    • Like Like x 2
  12. trisberg

    trisberg Veteran

    Jul 5, 2011
    New Hampshire
    • Like Like x 1
  13. Luckypenguin

    Luckypenguin Hall of Famer

    Dec 24, 2010
    Brisbane, Australia
    Taking interchangeable lens cameras from being the hybrid digital/analogue descendants of the film era and making them into true digital cameras and then refining them to where they are now has been the most significant technical advance that I have witnessed since I bought my first camera about 15 years ago.
    • Like Like x 1
  14. rbelyell

    rbelyell All-Pro

    May 14, 2013
    NY Mtns
    i agree with you jock, a camera without a vf aint a camera. and the cost of some of the add ons are absurd, see leicas new $400 model.
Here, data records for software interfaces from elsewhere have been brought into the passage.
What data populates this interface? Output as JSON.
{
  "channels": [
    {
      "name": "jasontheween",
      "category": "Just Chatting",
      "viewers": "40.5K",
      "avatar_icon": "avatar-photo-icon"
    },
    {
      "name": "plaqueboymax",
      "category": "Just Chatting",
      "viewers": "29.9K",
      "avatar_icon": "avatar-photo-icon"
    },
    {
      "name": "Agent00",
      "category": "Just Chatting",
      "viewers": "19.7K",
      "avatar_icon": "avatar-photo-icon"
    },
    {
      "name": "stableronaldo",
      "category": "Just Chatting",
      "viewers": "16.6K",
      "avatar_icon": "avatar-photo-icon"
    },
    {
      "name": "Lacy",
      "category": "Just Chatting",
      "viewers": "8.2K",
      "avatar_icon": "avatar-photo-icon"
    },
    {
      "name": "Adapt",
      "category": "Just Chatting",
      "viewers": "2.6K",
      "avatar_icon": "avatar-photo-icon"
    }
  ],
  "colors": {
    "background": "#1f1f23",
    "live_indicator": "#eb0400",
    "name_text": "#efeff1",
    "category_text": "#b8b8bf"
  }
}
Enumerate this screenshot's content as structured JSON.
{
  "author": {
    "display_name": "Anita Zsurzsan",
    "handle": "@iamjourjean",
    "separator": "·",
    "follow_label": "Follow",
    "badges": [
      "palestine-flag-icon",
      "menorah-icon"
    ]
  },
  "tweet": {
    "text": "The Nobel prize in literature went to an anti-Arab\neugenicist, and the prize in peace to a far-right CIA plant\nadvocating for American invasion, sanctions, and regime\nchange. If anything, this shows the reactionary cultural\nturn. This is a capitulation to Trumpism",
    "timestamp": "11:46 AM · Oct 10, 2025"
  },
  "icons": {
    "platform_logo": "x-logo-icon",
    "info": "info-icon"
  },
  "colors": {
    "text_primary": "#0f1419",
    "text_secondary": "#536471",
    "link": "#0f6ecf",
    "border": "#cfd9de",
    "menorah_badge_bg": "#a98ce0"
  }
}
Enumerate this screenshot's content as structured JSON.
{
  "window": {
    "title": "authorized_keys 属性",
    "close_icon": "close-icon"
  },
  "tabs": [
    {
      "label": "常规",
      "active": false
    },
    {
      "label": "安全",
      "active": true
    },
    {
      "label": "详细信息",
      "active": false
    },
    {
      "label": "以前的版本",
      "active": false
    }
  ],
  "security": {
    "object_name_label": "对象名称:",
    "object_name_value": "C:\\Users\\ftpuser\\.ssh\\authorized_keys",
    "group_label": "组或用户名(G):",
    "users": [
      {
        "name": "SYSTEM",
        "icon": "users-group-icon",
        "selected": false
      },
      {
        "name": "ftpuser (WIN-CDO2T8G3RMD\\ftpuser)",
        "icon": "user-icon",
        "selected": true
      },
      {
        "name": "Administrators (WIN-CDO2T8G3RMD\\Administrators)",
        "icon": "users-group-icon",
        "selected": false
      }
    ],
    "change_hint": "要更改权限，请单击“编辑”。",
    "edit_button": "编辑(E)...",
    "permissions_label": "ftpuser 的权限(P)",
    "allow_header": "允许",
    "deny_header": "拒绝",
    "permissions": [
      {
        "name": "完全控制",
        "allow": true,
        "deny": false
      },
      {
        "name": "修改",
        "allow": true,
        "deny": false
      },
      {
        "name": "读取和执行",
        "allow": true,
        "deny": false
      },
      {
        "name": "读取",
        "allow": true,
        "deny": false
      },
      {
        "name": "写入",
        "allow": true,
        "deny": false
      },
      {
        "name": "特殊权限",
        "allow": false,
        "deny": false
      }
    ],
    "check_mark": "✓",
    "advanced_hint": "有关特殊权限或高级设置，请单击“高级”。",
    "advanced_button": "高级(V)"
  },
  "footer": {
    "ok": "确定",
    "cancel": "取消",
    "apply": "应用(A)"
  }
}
    however, i will say--and i know im in the minority on this--i like the add on articulating vfs better than integrated ones (except the hybrid x100). first, its stealthy. putting it in waistlevel mode and looking down on the ground makes the photographer even more innocuous. ive taken photos in crowded environments unobserved like this i never could have if i needed to point the cam at the subject. second, in bright light i find it much easier to see when looking down via waist level vs into the light at eye level. as an aside, and not to boost sony as im not a fan of theirs, but the add on vf to the rx1 is the best evf ive ever used. an honest pleasure that i look forward to.
    • Like Like x 1
  15. NickLarsson

    NickLarsson Veteran

    Jun 24, 2013
    Paris, France
    Actually I'm happy the GR doesn't have an integrated viewfinder :
    - it makes the camera cheaper (see X100s)
    - and it makes it smaller (see X100s)
    • Like Like x 2
  16. demiro

    demiro Serious Compacts For Life

    Dec 15, 2011
    I think we need to be a bit more accepting of the fact that one size does not fit all, and understand that camera manufacturers are doing their best to maximize sales and profits (as they should) despite a customer base with a variety of wants and needs. It's just not realistic to think that every camera will meet your personal requirements.
    • Like Like x 4
  17. I've seen the viewfinder/screen debate many times and find myself on both sides.

    My first and second NEX both had no viewfinder, and I got along just fine. I can't imagine a camera without one and being limited to just a viewfinder.
    • Like Like x 1
  18. Jock Elliott

    Jock Elliott All-Pro

    Jan 3, 2012
    Troy, NY
    I think there is an inexpensive solution. Years ago, many inexpensive film cameras and collapsible film cameras had pop-up wireframe viewfinders that would work perfectly well in all kinds of weather. They didn't provide 100% accurate framing, but I think they would be better than fighting reflections on a rear screen in bright sunlight.

    Cheers, Jock
  19. pictor

    pictor All-Pro

    Jul 14, 2010
    I don't mind optional EVFs, because I like the idea of modular cameras. That's absolutely no problem for me. However, I really dislike incompatibilities even within the product range of a single manufacturer. Although I can accept that manufacturers want to earn money with the gear I am buying (and they really need to do that!) I dislike the obscenely high prices of some very important optional parts of some manufacturers.
    • Like Like x 3
  20. Crsnydertx

    Crsnydertx Top Veteran Subscribing Member

    Jan 21, 2011
    Houston, TX
    Yes. It replaced the more capable LX7 as my beach camera. Gotta see where I'm aiming....no can do with the LCD, any LCD.
    • Like Like x 1